- Japan: Prevalence <50,000 patients (<4 in 10,000 based on Japan population of 128 million)
Overview of the orphan drug market
The orphan drug market has shown significant growth over the last couple of years, and in 2016, orphan drug sales increased by 12.2 percent year-on-year and reached USD 114 billion, according to Evaluate Pharma. In comparison, overall prescription drug sales (excluding generics) grew by 2.8 percent during the same period, and amounted in 2016 to a total of USD 692 billion.

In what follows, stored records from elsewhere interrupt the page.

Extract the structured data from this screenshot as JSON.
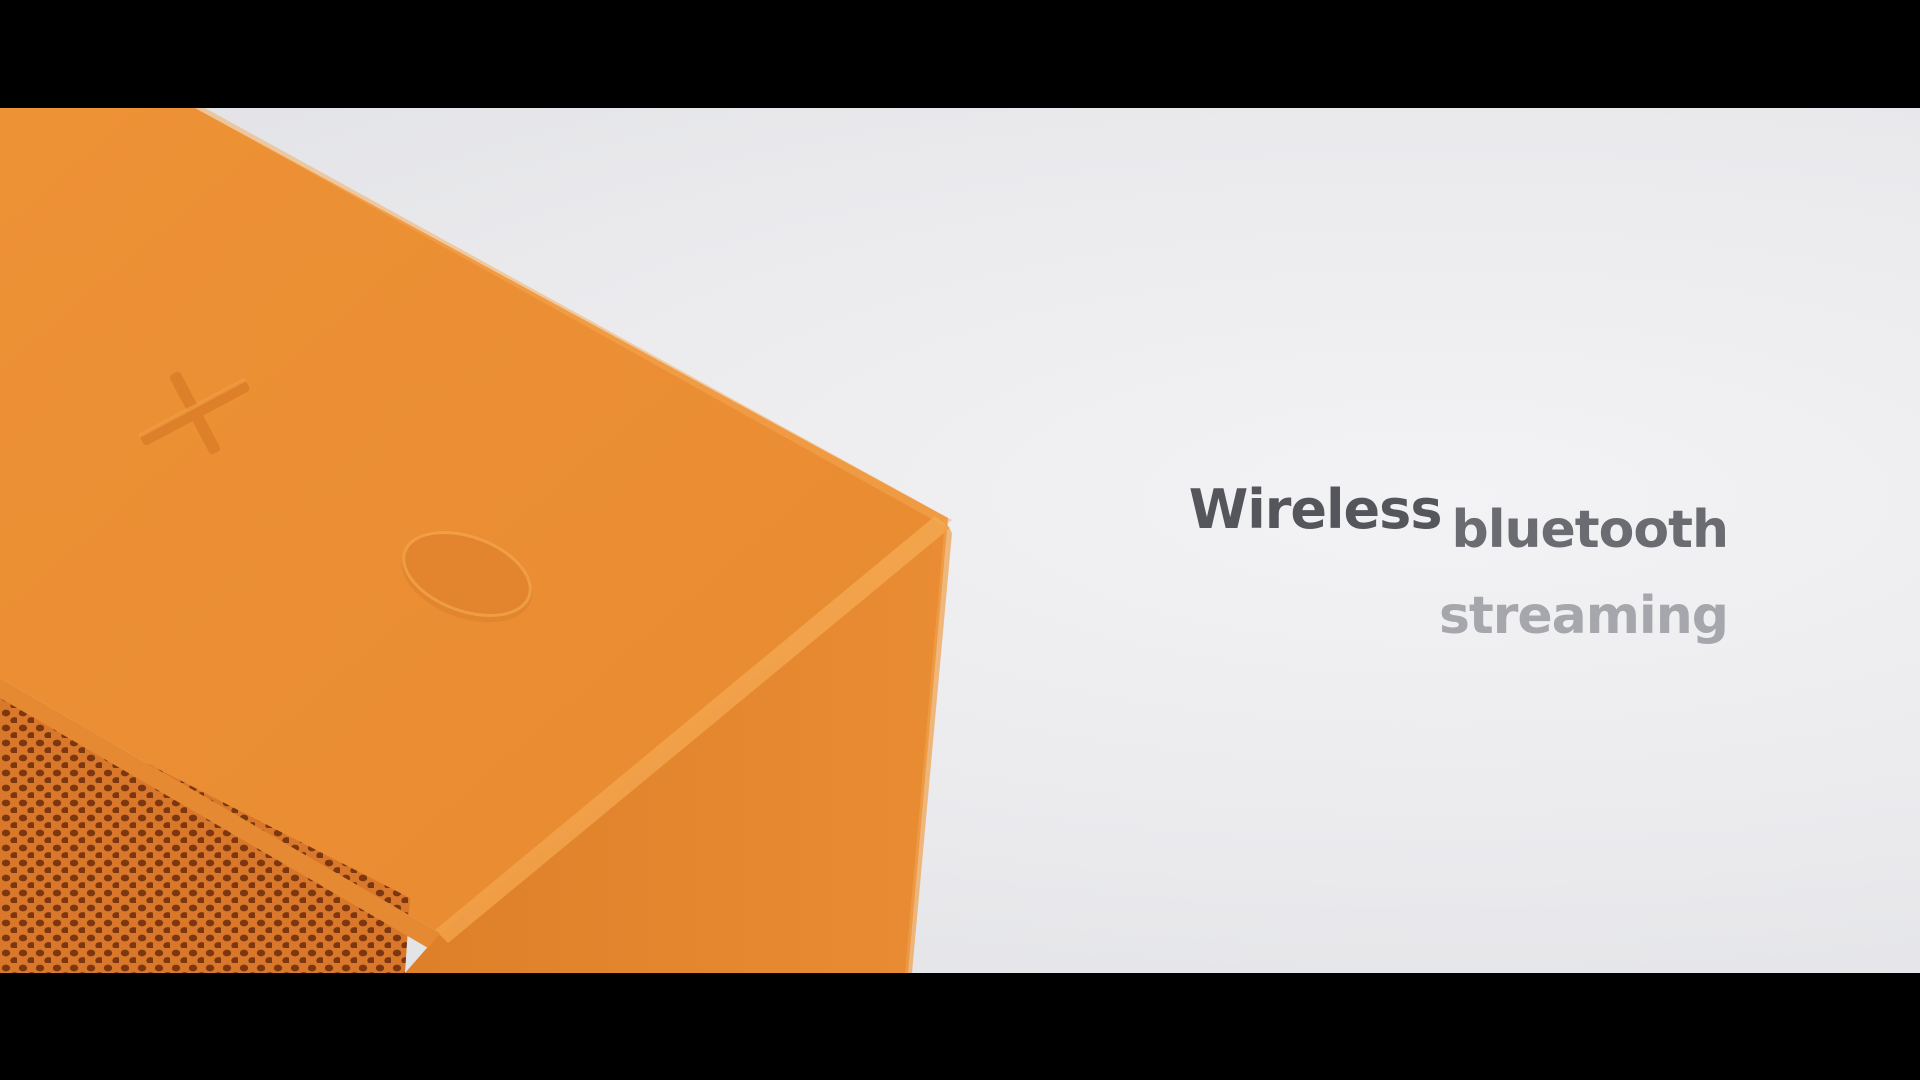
{
  "caption": {
    "line1_word1": "Wireless",
    "line1_word2": "bluetooth",
    "line2": "streaming"
  },
  "colors": {
    "letterbox": "#000000",
    "background": "#eaeaed",
    "speaker_orange": "#ea8f34",
    "speaker_front_orange": "#e5892f",
    "grille_dark": "#8a3e10",
    "text_dark": "#54565c",
    "text_mid": "#6a6c72",
    "text_light": "#a5a7ac"
  },
  "icons": {
    "button_plus": "plus-icon",
    "button_round": "power-button-icon"
  }
}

Sales of orphan drug are expected to almost double between 2016 and 2022 to USD 209 billion by 2022 (CAGR 2017 to 2022: +11.1%). Excluding generics, orphan drugs are set to be 21.4% of worldwide prescription sales by 2022. This rapid growth and current willingness of payers to accept the huge price tags are two main reasons why the sector has become more and more attractive to some of the industry’s biggest players. In fact, seven of the top 10 companies by orphan drug sales are global industry players.
The growth of the worldwide orphan drug market also indicates that governments’ initiatives have been successful. It also reflects the fact that advances within research and development have strengthened pharmaceutical companies’ ability to develop treatments for rare diseases.

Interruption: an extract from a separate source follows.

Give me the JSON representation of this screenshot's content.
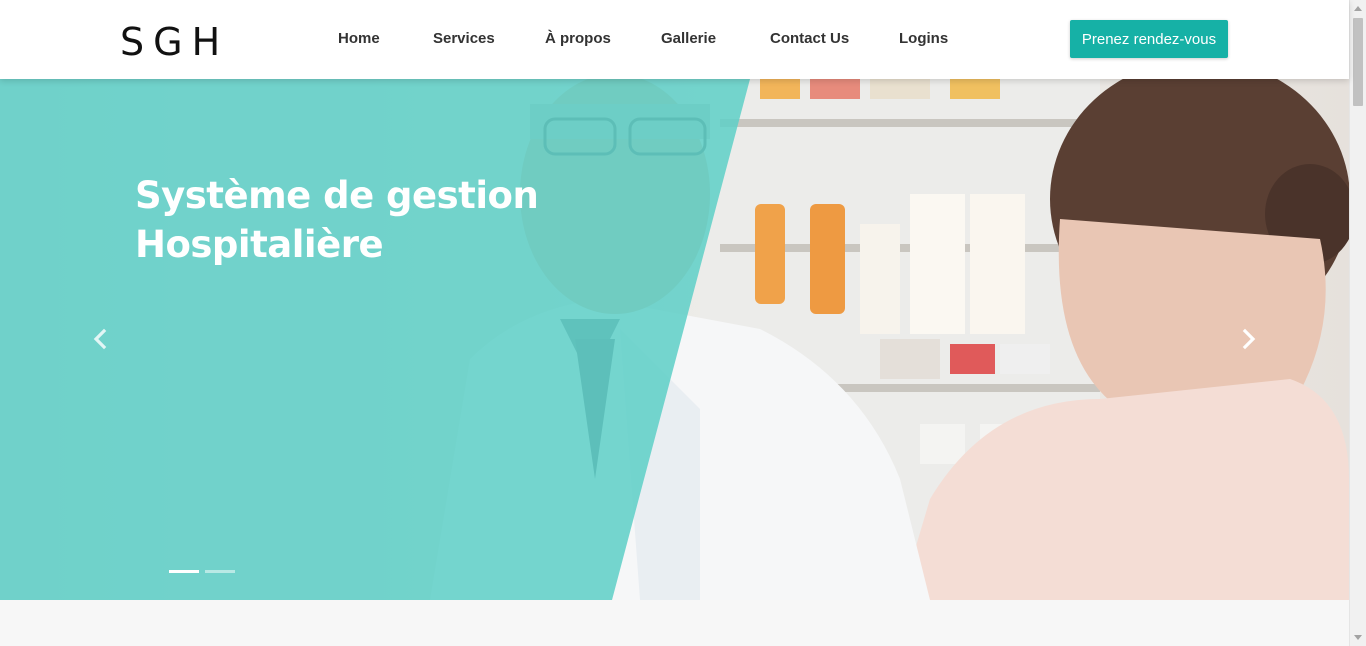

Differentiating factors for orphan drugs
There are several forces driving the growing sales of orphan drugs. Overall development cost is typically lower than with non-orphan indications due to the smaller size of clinical studies. Given the high unmet need in rare diseases, the often-limited treatment options, and the limited impact on the overall pharmacoeconomic environment, pricing is relatively high.
This is reflected by a more than four-fold annual cost per patient for orphan drugs compared to non-orphan drugs. Average pricing for orphan drugs in the US is currently established at USD 140,443 per patient per year, compared with USD 27,756 for a non-orphan, according to Evaluate Pharma.
Also, due to the relatively small number of patients affected by a rare disease, these patients are often cared for by a relatively small number of specialist physicians at a relatively small number of hospitals/sites per country rendering it possible to effectively target these physicians with a relatively small sales and marketing organization.
Orphan drugs also benefit from financial incentives such as market exclusivity, which is seven and ten years from approval in the US and EU, respectively. Moreover, orphan drugs also appear to have a higher likelihood of approval (“LOA”), i.e. probability of the drug reaching the market, than the average drug. According to Monocl Strategy Services, more than 25% of all orphan drugs go all the way from clinical Phase I studies to market launch compared to less than 10% success rate for other drug projects.